Why You Should Be Careful About Accepting Invitations On LinkedIn

LinkedIn has a formal suggestion that you not connect to people you don't know on LinkedIn.  Open Networkers (LION for LinkedIn Open Networker) and recruiters in general, tend to ignore this, but I wanted to share with you a reason not to do this. 

A profile asked for a connection earlier today.  It was a pretty young lady named Kambree Derucher with a profile, two companies worked at, and 71 connections.  

I searched Kambree Derucher, and found nothing on Google. That was weird, because LinkedIn usually has profiles unless they are deliberately turned off. So I checked her connections.  

Every connection had a first name that started with J and a last name that started with D.

Knowing this was now a spam account, I did a TinEye reverse image search on the profile picture, and found the image was actually that of a murdered young college student from a few years back.  I notified LinkedIn and posted this on Facebook, where I hear from Stacy Donovan Zapar, who says she received 100 invites from people whose first name started with A and last name started with A. 

Who was the spammer?  Someone looking to access email addresses probably. Maybe I'd get a message in the future, or a text message.  Maybe they would use my name or picture to trick some of my connections into linking to them. It's hard to say.  But this much we can say. 

1) If you have a funny feeling about a profile, check it out using Google TinEye, and the connections.  Recognize that if the spammer has been active long enough, they may have your friends as connections (which means you need smarter friends). 

2) If you're a guy over the age of 25, and young pretty women want to connect to you on Facebook - don't.  I mean really guys, at the very least do a little research, because it's embarrassing when the spammer does get caught and you're listed as a friend. 

3) It's not a bad idea to have a separate email address for your social media accounts, keeping it out of your business and personal emails.  This may seem like a pain, but as more platforms are targeted, you run the risk of having all of your personal information compromised. 
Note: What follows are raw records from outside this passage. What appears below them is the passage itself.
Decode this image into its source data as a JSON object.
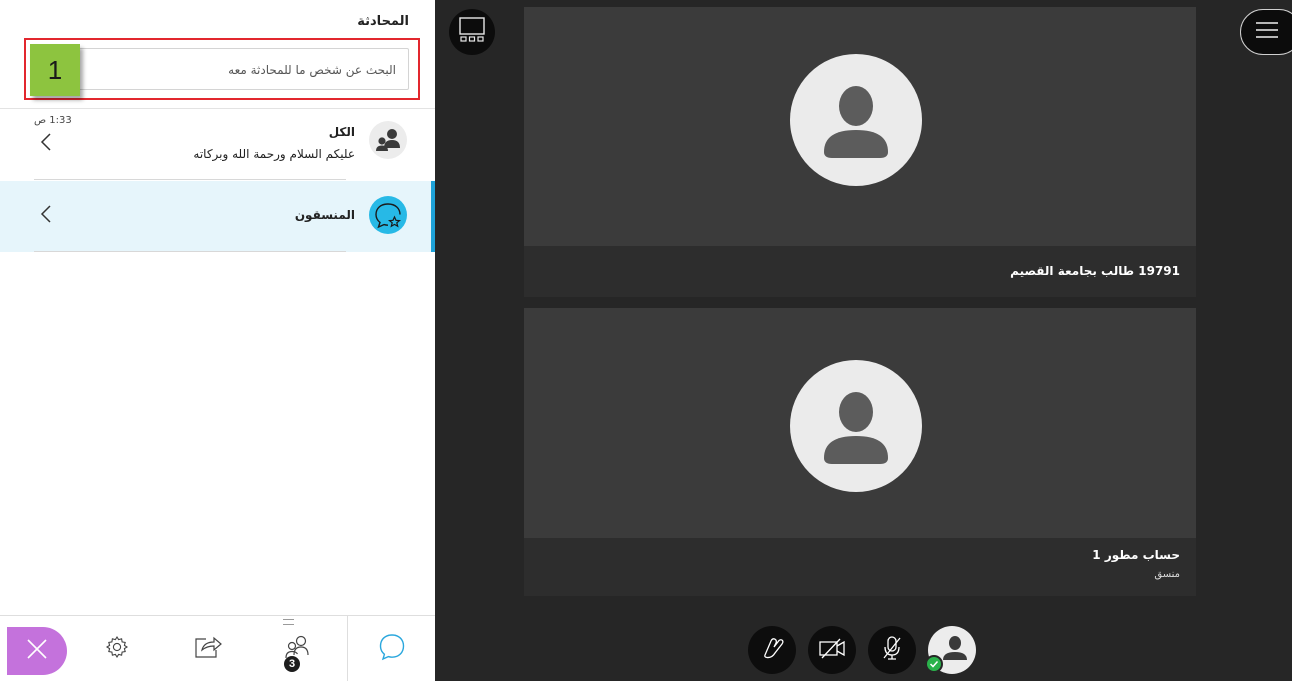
{
  "chat_panel": {
    "title": "المحادثة",
    "search": {
      "placeholder": "البحث عن شخص ما للمحادثة معه",
      "value": ""
    },
    "step_badge": "1",
    "conversations": [
      {
        "name": "الكل",
        "last_message": "عليكم السلام ورحمة الله وبركاته",
        "time": "1:33 ص",
        "icon": "group-avatar-icon"
      },
      {
        "name": "المنسقون",
        "last_message": "",
        "time": "",
        "icon": "moderators-chat-icon",
        "selected": true
      }
    ],
    "bottom_tabs": [
      {
        "name": "close",
        "icon": "close-icon"
      },
      {
        "name": "settings",
        "icon": "gear-icon"
      },
      {
        "name": "share-content",
        "icon": "share-icon"
      },
      {
        "name": "attendees",
        "icon": "attendees-icon",
        "badge": "3"
      },
      {
        "name": "chat",
        "icon": "chat-bubble-icon",
        "active": true
      }
    ]
  },
  "session": {
    "tiles": [
      {
        "name": "19791 طالب بجامعة القصيم",
        "role": ""
      },
      {
        "name": "حساب مطور 1",
        "role": "منسق"
      }
    ],
    "controls": [
      {
        "name": "raise-hand",
        "icon": "raise-hand-icon"
      },
      {
        "name": "camera",
        "icon": "camera-off-icon"
      },
      {
        "name": "microphone",
        "icon": "microphone-off-icon"
      },
      {
        "name": "profile",
        "icon": "profile-avatar-icon",
        "status": "available"
      }
    ]
  },
  "colors": {
    "accent_blue": "#1ea2d8",
    "close_purple": "#c472dc",
    "highlight_red": "#e2272e",
    "badge_green": "#8dc43f",
    "status_green": "#2ab24b"
  }
}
4) Keep personal information personal.  As much as possible, leave out your home address, home phone numbers, and information about your children.  There's no hiding completely, but if you make it easy, you're opening yourself up to risk. If you do post personal information, code it.  Guys like Craig Fisher just numbers his children.  Others come up with personal names.  Many wait to post vacation photos until they return home.

5) Finally, learn to log out of google, facebook, twitter, and other sites from your phone and laptop. It's a pain to type them in, but that access can lead to information leaking across networks.

You can't be paranoid about safety, but you can be, well, safer.